By the time “The Rich Die Too” rolls around at the record’s mid-point, things start to take a turn for the melancholic. The last half of the album is generally much more subdued and not quite as infectious, but the songs are still strong. A particular high point comes with “What You Call Love Is a Lie”, which harkens to Echo & the Bunnymen in their “Bring on the Dancing Horses” phase. The comparison isn’t out of the ether given this band’s infatuation with the Paisley Underground—the High Dials recently supported Echo on a tour, and something must have rubbed off in the interim. Singer Trevor Anderson even tackles the smoky, nasally vocal style of Ian McCulloch to a T; those of you who lament the fact that Echo & the Bunnymen don’t quite sound like they used to will find much to be awe-struck by. “Mysterio”, which precedes it, is another stab at punchy power pop, and is the album’s longest track owing to the fact there’s an extended guitar solo breakdown tacked onto the end that wouldn’t feel out of place on a lengthy rendition of “Eight Miles High”. You’ll have to make sure your speakers aren’t too close to the walls, unless you want your wallpaper or paint to start peeling.

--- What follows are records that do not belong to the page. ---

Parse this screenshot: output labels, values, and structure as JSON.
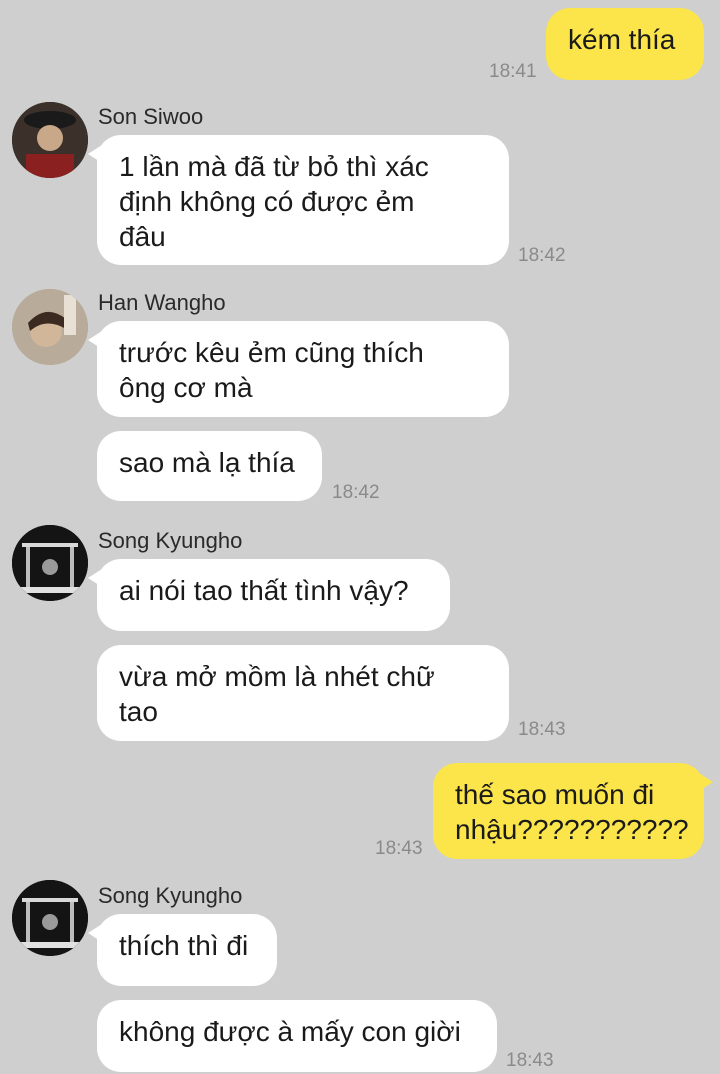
{
  "messages": [
    {
      "type": "out",
      "text": "kém thía",
      "time": "18:41"
    },
    {
      "type": "in",
      "sender": "Son Siwoo",
      "avatar": "avatar-son-siwoo",
      "text": "1 lần mà đã từ bỏ thì xác\nđịnh không có được ẻm\nđâu",
      "time": "18:42"
    },
    {
      "type": "in",
      "sender": "Han Wangho",
      "avatar": "avatar-han-wangho",
      "text": "trước kêu ẻm cũng thích\nông cơ mà"
    },
    {
      "type": "in",
      "text": "sao mà lạ thía",
      "time": "18:42"
    },
    {
      "type": "in",
      "sender": "Song Kyungho",
      "avatar": "avatar-song-kyungho",
      "text": "ai nói tao thất tình vậy?"
    },
    {
      "type": "in",
      "text": "vừa mở mồm là nhét chữ\ntao",
      "time": "18:43"
    },
    {
      "type": "out",
      "text": "thế sao muốn đi\nnhậu???????????",
      "time": "18:43"
    },
    {
      "type": "in",
      "sender": "Song Kyungho",
      "avatar": "avatar-song-kyungho",
      "text": "thích thì đi"
    },
    {
      "type": "in",
      "text": "không được à mấy con giời",
      "time": "18:43"
    }
  ]
}
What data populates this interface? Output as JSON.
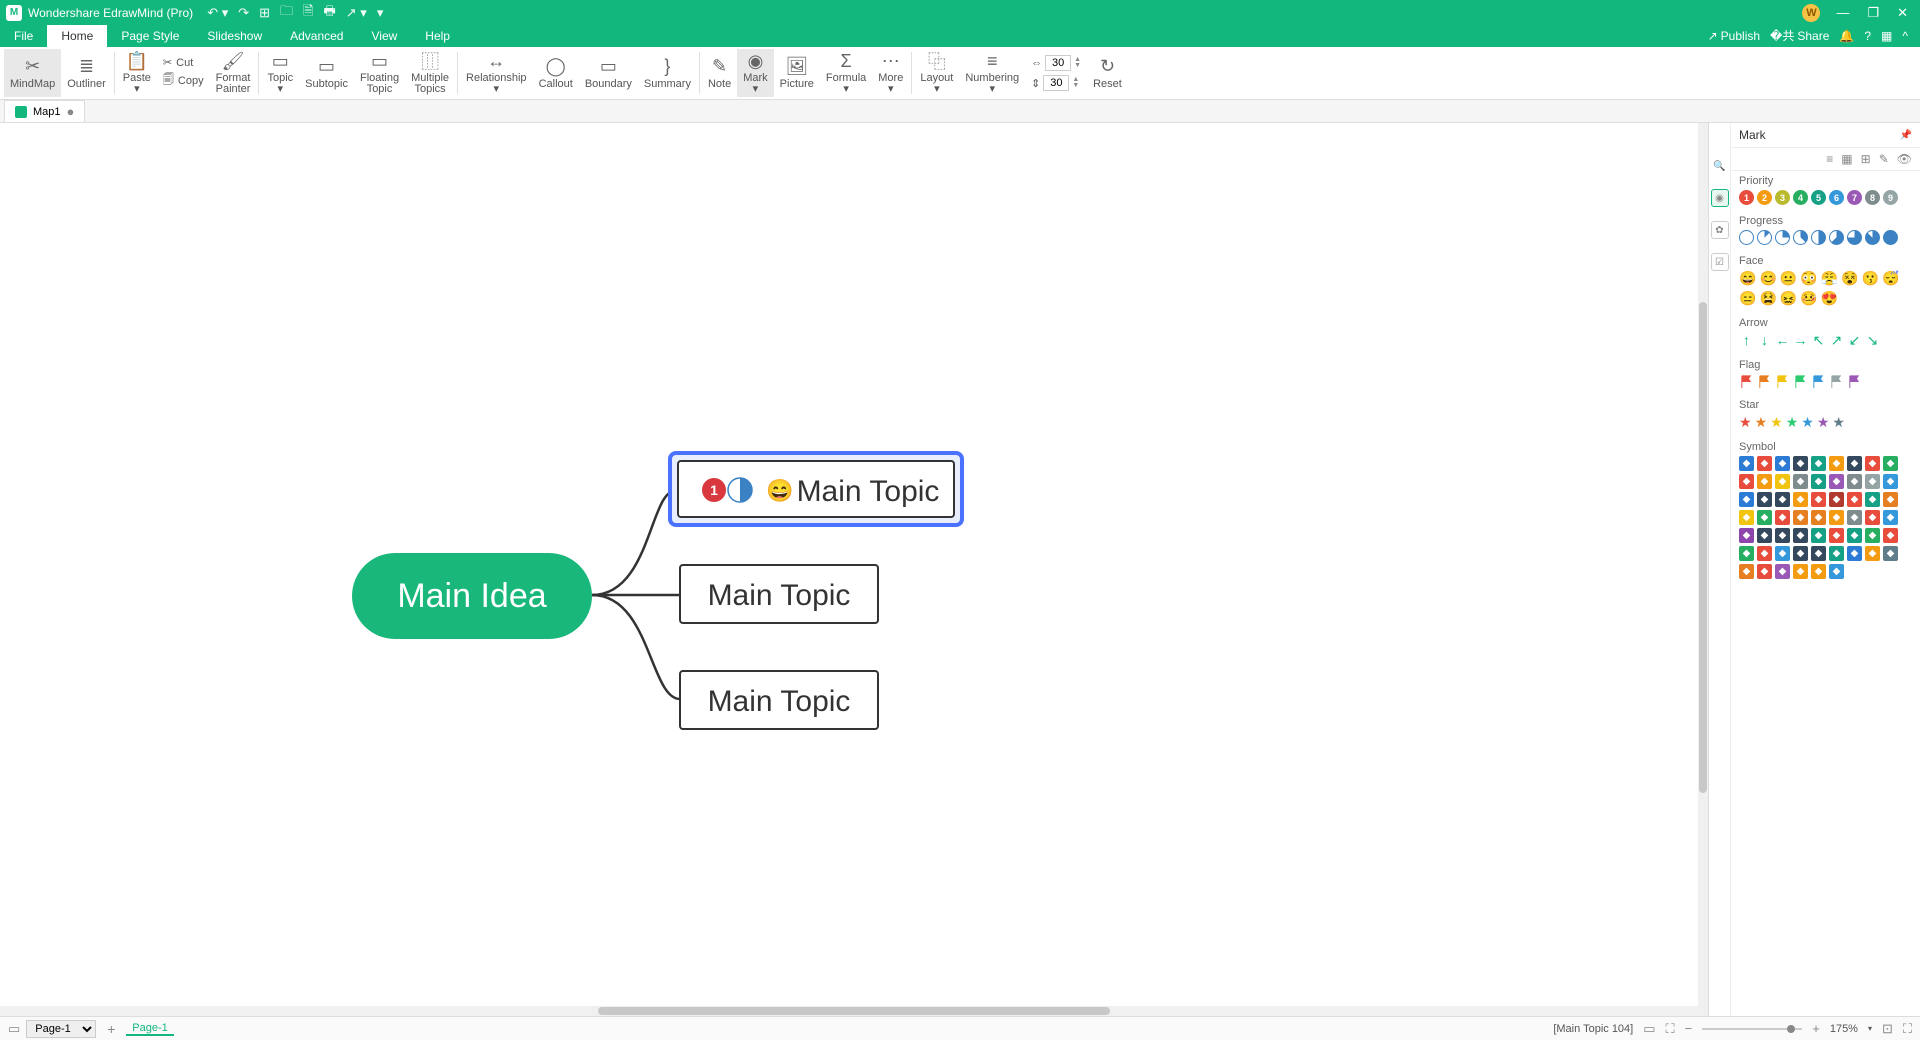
{
  "app": {
    "title": "Wondershare EdrawMind (Pro)"
  },
  "menu": {
    "items": [
      "File",
      "Home",
      "Page Style",
      "Slideshow",
      "Advanced",
      "View",
      "Help"
    ],
    "active": 1,
    "right": {
      "publish": "Publish",
      "share": "Share"
    }
  },
  "ribbon": {
    "mindmap": "MindMap",
    "outliner": "Outliner",
    "paste": "Paste",
    "cut": "Cut",
    "copy": "Copy",
    "format_painter": "Format\nPainter",
    "topic": "Topic",
    "subtopic": "Subtopic",
    "floating": "Floating\nTopic",
    "multiple": "Multiple\nTopics",
    "relationship": "Relationship",
    "callout": "Callout",
    "boundary": "Boundary",
    "summary": "Summary",
    "note": "Note",
    "mark": "Mark",
    "picture": "Picture",
    "formula": "Formula",
    "more": "More",
    "layout": "Layout",
    "numbering": "Numbering",
    "width": "30",
    "height": "30",
    "reset": "Reset"
  },
  "doc": {
    "tab": "Map1"
  },
  "mind": {
    "root": "Main Idea",
    "topic1": "Main Topic",
    "topic2": "Main Topic",
    "topic3": "Main Topic"
  },
  "panel": {
    "title": "Mark",
    "priority": {
      "title": "Priority",
      "colors": [
        "#e74c3c",
        "#f39c12",
        "#baba2e",
        "#27ae60",
        "#16a085",
        "#3498db",
        "#9b59b6",
        "#7f8c8d",
        "#95a5a6"
      ]
    },
    "progress": {
      "title": "Progress"
    },
    "face": {
      "title": "Face",
      "items": [
        "😄",
        "😊",
        "😐",
        "😳",
        "😤",
        "😵",
        "😗",
        "😴",
        "😑",
        "😫",
        "😖",
        "🤒",
        "😍"
      ]
    },
    "arrow": {
      "title": "Arrow",
      "items": [
        "↑",
        "↓",
        "←",
        "→",
        "↖",
        "↗",
        "↙",
        "↘"
      ]
    },
    "flag": {
      "title": "Flag",
      "colors": [
        "#e74c3c",
        "#e67e22",
        "#f1c40f",
        "#2ecc71",
        "#3498db",
        "#95a5a6",
        "#9b59b6"
      ]
    },
    "star": {
      "title": "Star",
      "colors": [
        "#e74c3c",
        "#e67e22",
        "#f1c40f",
        "#2ecc71",
        "#3498db",
        "#9b59b6",
        "#607d8b"
      ]
    },
    "symbol": {
      "title": "Symbol",
      "grid_colors": [
        "#2c7bd4",
        "#e74c3c",
        "#2c7bd4",
        "#34495e",
        "#16a085",
        "#f39c12",
        "#34495e",
        "#e74c3c",
        "#27ae60",
        "#e74c3c",
        "#f39c12",
        "#f1c40f",
        "#7f8c8d",
        "#16a085",
        "#9b59b6",
        "#7f8c8d",
        "#95a5a6",
        "#3498db",
        "#2c7bd4",
        "#34495e",
        "#34495e",
        "#f39c12",
        "#e74c3c",
        "#b03a2e",
        "#e74c3c",
        "#16a085",
        "#e67e22",
        "#f1c40f",
        "#27ae60",
        "#e74c3c",
        "#e67e22",
        "#e67e22",
        "#f39c12",
        "#7f8c8d",
        "#e74c3c",
        "#3498db",
        "#8e44ad",
        "#34495e",
        "#34495e",
        "#34495e",
        "#16a085",
        "#e74c3c",
        "#16a085",
        "#27ae60",
        "#e74c3c",
        "#27ae60",
        "#e74c3c",
        "#3498db",
        "#34495e",
        "#34495e",
        "#16a085",
        "#2c7bd4",
        "#f39c12",
        "#607d8b",
        "#e67e22",
        "#e74c3c",
        "#9b59b6",
        "#f39c12",
        "#f39c12",
        "#3498db"
      ]
    }
  },
  "status": {
    "page_sel": "Page-1",
    "page_tab": "Page-1",
    "info": "[Main Topic 104]",
    "zoom": "175%"
  }
}
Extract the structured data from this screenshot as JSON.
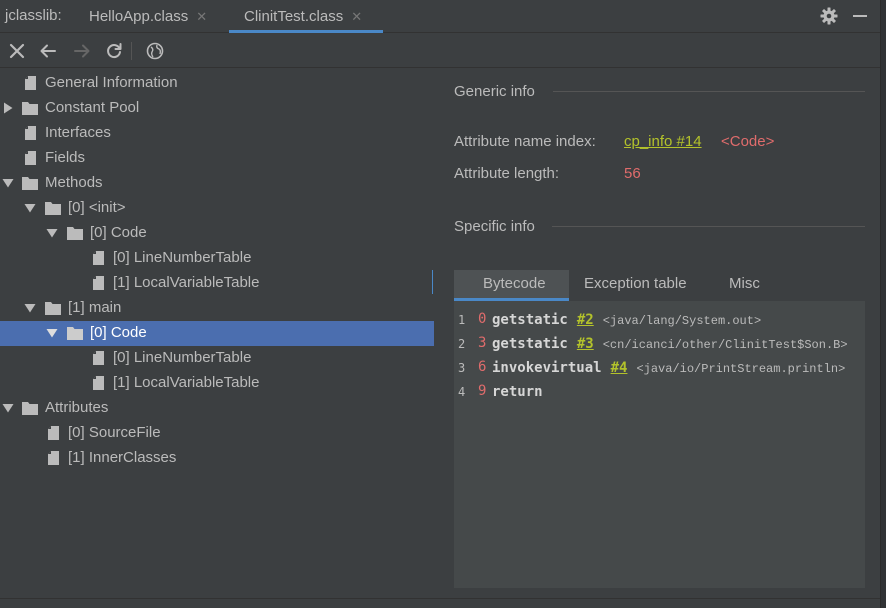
{
  "window": {
    "tool_title": "jclasslib:",
    "tabs": [
      {
        "label": "HelloApp.class",
        "active": false
      },
      {
        "label": "ClinitTest.class",
        "active": true
      }
    ]
  },
  "toolbar": {
    "icons": [
      "close-icon",
      "back-arrow-icon",
      "forward-arrow-icon",
      "refresh-icon",
      "globe-icon"
    ]
  },
  "tree": {
    "general_information": "General Information",
    "constant_pool": "Constant Pool",
    "interfaces": "Interfaces",
    "fields": "Fields",
    "methods": "Methods",
    "init_method": "[0] <init>",
    "init_code": "[0] Code",
    "init_line_number_table": "[0] LineNumberTable",
    "init_local_variable_table": "[1] LocalVariableTable",
    "main_method": "[1] main",
    "main_code": "[0] Code",
    "main_line_number_table": "[0] LineNumberTable",
    "main_local_variable_table": "[1] LocalVariableTable",
    "attributes": "Attributes",
    "source_file": "[0] SourceFile",
    "inner_classes": "[1] InnerClasses",
    "selected": "main_code"
  },
  "detail": {
    "generic_info_title": "Generic info",
    "attribute_name_index_label": "Attribute name index:",
    "attribute_name_index_link": "cp_info #14",
    "attribute_name_index_value": "<Code>",
    "attribute_length_label": "Attribute length:",
    "attribute_length_value": "56",
    "specific_info_title": "Specific info",
    "tabs": [
      {
        "label": "Bytecode",
        "active": true
      },
      {
        "label": "Exception table",
        "active": false
      },
      {
        "label": "Misc",
        "active": false
      }
    ],
    "bytecode": [
      {
        "line": "1",
        "offset": "0",
        "opcode": "getstatic",
        "ref": "#2",
        "comment": "<java/lang/System.out>"
      },
      {
        "line": "2",
        "offset": "3",
        "opcode": "getstatic",
        "ref": "#3",
        "comment": "<cn/icanci/other/ClinitTest$Son.B>"
      },
      {
        "line": "3",
        "offset": "6",
        "opcode": "invokevirtual",
        "ref": "#4",
        "comment": "<java/io/PrintStream.println>"
      },
      {
        "line": "4",
        "offset": "9",
        "opcode": "return",
        "ref": "",
        "comment": ""
      }
    ]
  },
  "colors": {
    "background": "#3c3f41",
    "selection": "#4b6eaf",
    "accent": "#4a88c7",
    "link": "#b3c22b",
    "number": "#e06c6c"
  }
}
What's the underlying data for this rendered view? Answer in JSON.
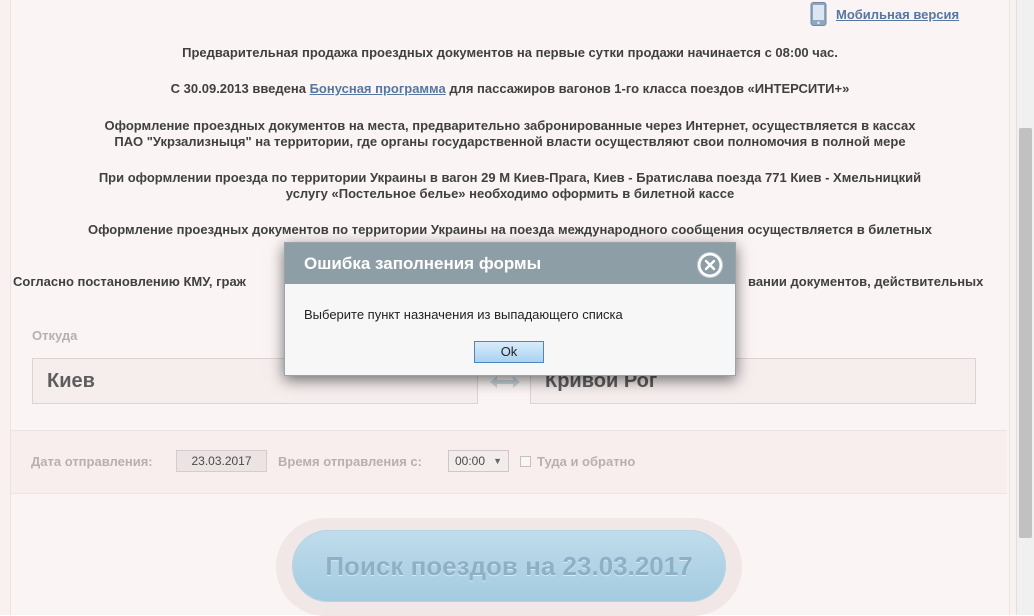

Finally, the album ends with a couple of downtrodden songs, including the sad “Snowed In”, which has a longing Mellotron anchoring it. Still, even though it borderlines on the depressing, it still offers a catchy melody that will have you tapping your foot in spite of yourself. It definitely can be categorized as dream pop, and the song veers almost into borderline shoegaze. Then there’s “Bedroom Shadows”, which is a glacial ballad with a gospel chorus of female vocals slathered into the mix. It’s a definite prom slow dance track if there was one, and it ends the album on a note that is quite differently stunning from how the record began.
With Anthems for Doomed Youth, the High Dials have made an album that might be hailed in some quarters as an instant power-pop classic. While it may be a tad too consistent sounding, particularly in its second quarter, there is a real sense of craftsmanship in the proceedings. It’s a record that almost invites you to waltz to it, as it is so contagious and bubbly (save for some of the record’s last half). The High Dials won’t make you forget about their influences, which they really wear on their sleeves on Anthems for Doomed Youth, but the songs are so well-written that it doesn’t really matter. If you like your pop to have enough power in it to back 100 navies, you’ll find this record to be a dazzling kaleidoscope of psychedelic flavoured confectionary. The High Dials certainly take up the mantle of putting together meticulous, drug-addled, starburst songs that resonate long after this album leaves your CD player. Indeed, the songs here are not only anthems for doomed youth, they are, in the best sense of Brian Wilson, teenage symphonies to God.
- Multiple songs SoundCloud
// Sound Affects
"The man whose songs were recorded by Johnny Cash, Alan Jackson, Ricky Skaggs, David Allan Coe, The Highwaymen, and countless others succumbs to time’s cruel cue that the only token of permanence we have to offer are the effects of shared moments and memories.READ the article